● **Data for analysis**:
★ ★ ★ ★ ★ ★ ★
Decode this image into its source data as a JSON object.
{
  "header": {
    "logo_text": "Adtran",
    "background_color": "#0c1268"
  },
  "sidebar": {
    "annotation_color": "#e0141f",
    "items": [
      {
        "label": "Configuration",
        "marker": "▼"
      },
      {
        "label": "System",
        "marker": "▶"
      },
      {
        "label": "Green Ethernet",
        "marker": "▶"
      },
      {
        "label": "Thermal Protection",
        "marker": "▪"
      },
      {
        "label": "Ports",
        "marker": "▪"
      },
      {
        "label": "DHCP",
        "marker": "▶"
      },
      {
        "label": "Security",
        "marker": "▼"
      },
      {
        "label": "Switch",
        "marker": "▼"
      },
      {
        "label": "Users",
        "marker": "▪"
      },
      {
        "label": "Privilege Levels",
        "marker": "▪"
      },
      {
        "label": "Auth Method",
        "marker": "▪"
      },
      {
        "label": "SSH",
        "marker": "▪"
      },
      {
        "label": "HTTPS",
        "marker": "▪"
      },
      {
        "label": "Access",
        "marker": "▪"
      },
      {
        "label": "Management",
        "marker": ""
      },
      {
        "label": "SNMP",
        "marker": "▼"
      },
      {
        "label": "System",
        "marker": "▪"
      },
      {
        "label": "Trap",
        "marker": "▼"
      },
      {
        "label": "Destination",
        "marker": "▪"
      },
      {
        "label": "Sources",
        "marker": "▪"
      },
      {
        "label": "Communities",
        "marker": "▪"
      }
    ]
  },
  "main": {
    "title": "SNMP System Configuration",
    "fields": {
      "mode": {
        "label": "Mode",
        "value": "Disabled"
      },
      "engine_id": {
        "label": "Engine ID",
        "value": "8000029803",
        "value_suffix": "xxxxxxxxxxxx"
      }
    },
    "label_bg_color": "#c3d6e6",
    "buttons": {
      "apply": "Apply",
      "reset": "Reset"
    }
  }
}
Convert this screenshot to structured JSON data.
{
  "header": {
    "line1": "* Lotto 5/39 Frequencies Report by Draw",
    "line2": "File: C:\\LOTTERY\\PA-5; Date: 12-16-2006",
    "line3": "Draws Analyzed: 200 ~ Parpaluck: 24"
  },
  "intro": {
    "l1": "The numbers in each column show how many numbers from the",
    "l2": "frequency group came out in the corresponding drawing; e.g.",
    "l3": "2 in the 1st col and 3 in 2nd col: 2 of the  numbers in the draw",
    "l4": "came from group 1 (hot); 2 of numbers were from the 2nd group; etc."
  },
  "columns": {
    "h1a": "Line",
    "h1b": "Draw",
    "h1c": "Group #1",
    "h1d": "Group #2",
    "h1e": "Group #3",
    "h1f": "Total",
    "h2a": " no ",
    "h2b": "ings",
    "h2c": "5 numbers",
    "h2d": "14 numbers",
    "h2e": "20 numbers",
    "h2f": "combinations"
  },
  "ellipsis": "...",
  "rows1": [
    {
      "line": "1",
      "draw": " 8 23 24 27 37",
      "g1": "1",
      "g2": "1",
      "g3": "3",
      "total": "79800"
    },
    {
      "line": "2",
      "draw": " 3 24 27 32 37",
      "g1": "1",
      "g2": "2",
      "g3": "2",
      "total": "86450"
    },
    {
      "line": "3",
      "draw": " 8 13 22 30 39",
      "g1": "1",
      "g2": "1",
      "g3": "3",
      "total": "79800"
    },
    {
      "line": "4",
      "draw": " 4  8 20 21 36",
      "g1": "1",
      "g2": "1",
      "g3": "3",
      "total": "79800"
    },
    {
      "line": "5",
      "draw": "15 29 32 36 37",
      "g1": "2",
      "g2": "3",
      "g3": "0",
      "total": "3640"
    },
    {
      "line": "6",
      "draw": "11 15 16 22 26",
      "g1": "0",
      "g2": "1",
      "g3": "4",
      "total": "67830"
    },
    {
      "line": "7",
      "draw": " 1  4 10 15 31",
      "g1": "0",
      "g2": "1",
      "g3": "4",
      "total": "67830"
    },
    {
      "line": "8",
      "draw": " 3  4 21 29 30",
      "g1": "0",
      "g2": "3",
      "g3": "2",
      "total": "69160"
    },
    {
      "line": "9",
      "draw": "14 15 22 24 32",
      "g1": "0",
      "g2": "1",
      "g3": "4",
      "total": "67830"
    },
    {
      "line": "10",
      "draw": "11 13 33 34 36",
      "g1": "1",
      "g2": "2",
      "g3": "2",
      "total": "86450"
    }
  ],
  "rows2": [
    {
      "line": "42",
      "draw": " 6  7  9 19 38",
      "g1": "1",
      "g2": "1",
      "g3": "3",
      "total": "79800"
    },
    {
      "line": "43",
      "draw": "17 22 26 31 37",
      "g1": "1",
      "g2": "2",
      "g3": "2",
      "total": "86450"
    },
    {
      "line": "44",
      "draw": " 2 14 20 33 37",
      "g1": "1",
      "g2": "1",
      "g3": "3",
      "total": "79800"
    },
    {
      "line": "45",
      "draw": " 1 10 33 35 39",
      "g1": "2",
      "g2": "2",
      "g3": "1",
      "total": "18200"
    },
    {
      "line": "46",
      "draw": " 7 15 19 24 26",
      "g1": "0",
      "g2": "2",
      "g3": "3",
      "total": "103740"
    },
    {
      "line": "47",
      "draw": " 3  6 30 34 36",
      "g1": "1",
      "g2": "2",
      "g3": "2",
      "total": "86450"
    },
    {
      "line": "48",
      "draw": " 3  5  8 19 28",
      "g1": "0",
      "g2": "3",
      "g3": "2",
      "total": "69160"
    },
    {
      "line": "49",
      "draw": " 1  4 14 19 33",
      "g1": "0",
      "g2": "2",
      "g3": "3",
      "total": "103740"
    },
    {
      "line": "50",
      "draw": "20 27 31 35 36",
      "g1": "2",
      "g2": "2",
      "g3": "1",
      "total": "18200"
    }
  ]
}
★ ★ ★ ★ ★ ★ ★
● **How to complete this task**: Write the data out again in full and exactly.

● **Answer to the exercise**:
Decode this image into its source data as a JSON object.
{
  "header": {
    "logo_text": "Adtran",
    "background_color": "#0c1268"
  },
  "sidebar": {
    "annotation_color": "#e0141f",
    "items": [
      {
        "label": "Configuration",
        "marker": "▼"
      },
      {
        "label": "System",
        "marker": "▶"
      },
      {
        "label": "Green Ethernet",
        "marker": "▶"
      },
      {
        "label": "Thermal Protection",
        "marker": "▪"
      },
      {
        "label": "Ports",
        "marker": "▪"
      },
      {
        "label": "DHCP",
        "marker": "▶"
      },
      {
        "label": "Security",
        "marker": "▼"
      },
      {
        "label": "Switch",
        "marker": "▼"
      },
      {
        "label": "Users",
        "marker": "▪"
      },
      {
        "label": "Privilege Levels",
        "marker": "▪"
      },
      {
        "label": "Auth Method",
        "marker": "▪"
      },
      {
        "label": "SSH",
        "marker": "▪"
      },
      {
        "label": "HTTPS",
        "marker": "▪"
      },
      {
        "label": "Access",
        "marker": "▪"
      },
      {
        "label": "Management",
        "marker": ""
      },
      {
        "label": "SNMP",
        "marker": "▼"
      },
      {
        "label": "System",
        "marker": "▪"
      },
      {
        "label": "Trap",
        "marker": "▼"
      },
      {
        "label": "Destination",
        "marker": "▪"
      },
      {
        "label": "Sources",
        "marker": "▪"
      },
      {
        "label": "Communities",
        "marker": "▪"
      }
    ]
  },
  "main": {
    "title": "SNMP System Configuration",
    "fields": {
      "mode": {
        "label": "Mode",
        "value": "Disabled"
      },
      "engine_id": {
        "label": "Engine ID",
        "value": "8000029803",
        "value_suffix": "xxxxxxxxxxxx"
      }
    },
    "label_bg_color": "#c3d6e6",
    "buttons": {
      "apply": "Apply",
      "reset": "Reset"
    }
  }
}
Convert this screenshot to structured JSON data.
{
  "header": {
    "line1": "* Lotto 5/39 Frequencies Report by Draw",
    "line2": "File: C:\\LOTTERY\\PA-5; Date: 12-16-2006",
    "line3": "Draws Analyzed: 200 ~ Parpaluck: 24"
  },
  "intro": {
    "l1": "The numbers in each column show how many numbers from the",
    "l2": "frequency group came out in the corresponding drawing; e.g.",
    "l3": "2 in the 1st col and 3 in 2nd col: 2 of the  numbers in the draw",
    "l4": "came from group 1 (hot); 2 of numbers were from the 2nd group; etc."
  },
  "columns": {
    "h1a": "Line",
    "h1b": "Draw",
    "h1c": "Group #1",
    "h1d": "Group #2",
    "h1e": "Group #3",
    "h1f": "Total",
    "h2a": " no ",
    "h2b": "ings",
    "h2c": "5 numbers",
    "h2d": "14 numbers",
    "h2e": "20 numbers",
    "h2f": "combinations"
  },
  "ellipsis": "...",
  "rows1": [
    {
      "line": "1",
      "draw": " 8 23 24 27 37",
      "g1": "1",
      "g2": "1",
      "g3": "3",
      "total": "79800"
    },
    {
      "line": "2",
      "draw": " 3 24 27 32 37",
      "g1": "1",
      "g2": "2",
      "g3": "2",
      "total": "86450"
    },
    {
      "line": "3",
      "draw": " 8 13 22 30 39",
      "g1": "1",
      "g2": "1",
      "g3": "3",
      "total": "79800"
    },
    {
      "line": "4",
      "draw": " 4  8 20 21 36",
      "g1": "1",
      "g2": "1",
      "g3": "3",
      "total": "79800"
    },
    {
      "line": "5",
      "draw": "15 29 32 36 37",
      "g1": "2",
      "g2": "3",
      "g3": "0",
      "total": "3640"
    },
    {
      "line": "6",
      "draw": "11 15 16 22 26",
      "g1": "0",
      "g2": "1",
      "g3": "4",
      "total": "67830"
    },
    {
      "line": "7",
      "draw": " 1  4 10 15 31",
      "g1": "0",
      "g2": "1",
      "g3": "4",
      "total": "67830"
    },
    {
      "line": "8",
      "draw": " 3  4 21 29 30",
      "g1": "0",
      "g2": "3",
      "g3": "2",
      "total": "69160"
    },
    {
      "line": "9",
      "draw": "14 15 22 24 32",
      "g1": "0",
      "g2": "1",
      "g3": "4",
      "total": "67830"
    },
    {
      "line": "10",
      "draw": "11 13 33 34 36",
      "g1": "1",
      "g2": "2",
      "g3": "2",
      "total": "86450"
    }
  ],
  "rows2": [
    {
      "line": "42",
      "draw": " 6  7  9 19 38",
      "g1": "1",
      "g2": "1",
      "g3": "3",
      "total": "79800"
    },
    {
      "line": "43",
      "draw": "17 22 26 31 37",
      "g1": "1",
      "g2": "2",
      "g3": "2",
      "total": "86450"
    },
    {
      "line": "44",
      "draw": " 2 14 20 33 37",
      "g1": "1",
      "g2": "1",
      "g3": "3",
      "total": "79800"
    },
    {
      "line": "45",
      "draw": " 1 10 33 35 39",
      "g1": "2",
      "g2": "2",
      "g3": "1",
      "total": "18200"
    },
    {
      "line": "46",
      "draw": " 7 15 19 24 26",
      "g1": "0",
      "g2": "2",
      "g3": "3",
      "total": "103740"
    },
    {
      "line": "47",
      "draw": " 3  6 30 34 36",
      "g1": "1",
      "g2": "2",
      "g3": "2",
      "total": "86450"
    },
    {
      "line": "48",
      "draw": " 3  5  8 19 28",
      "g1": "0",
      "g2": "3",
      "g3": "2",
      "total": "69160"
    },
    {
      "line": "49",
      "draw": " 1  4 14 19 33",
      "g1": "0",
      "g2": "2",
      "g3": "3",
      "total": "103740"
    },
    {
      "line": "50",
      "draw": "20 27 31 35 36",
      "g1": "2",
      "g2": "2",
      "g3": "1",
      "total": "18200"
    }
  ]
}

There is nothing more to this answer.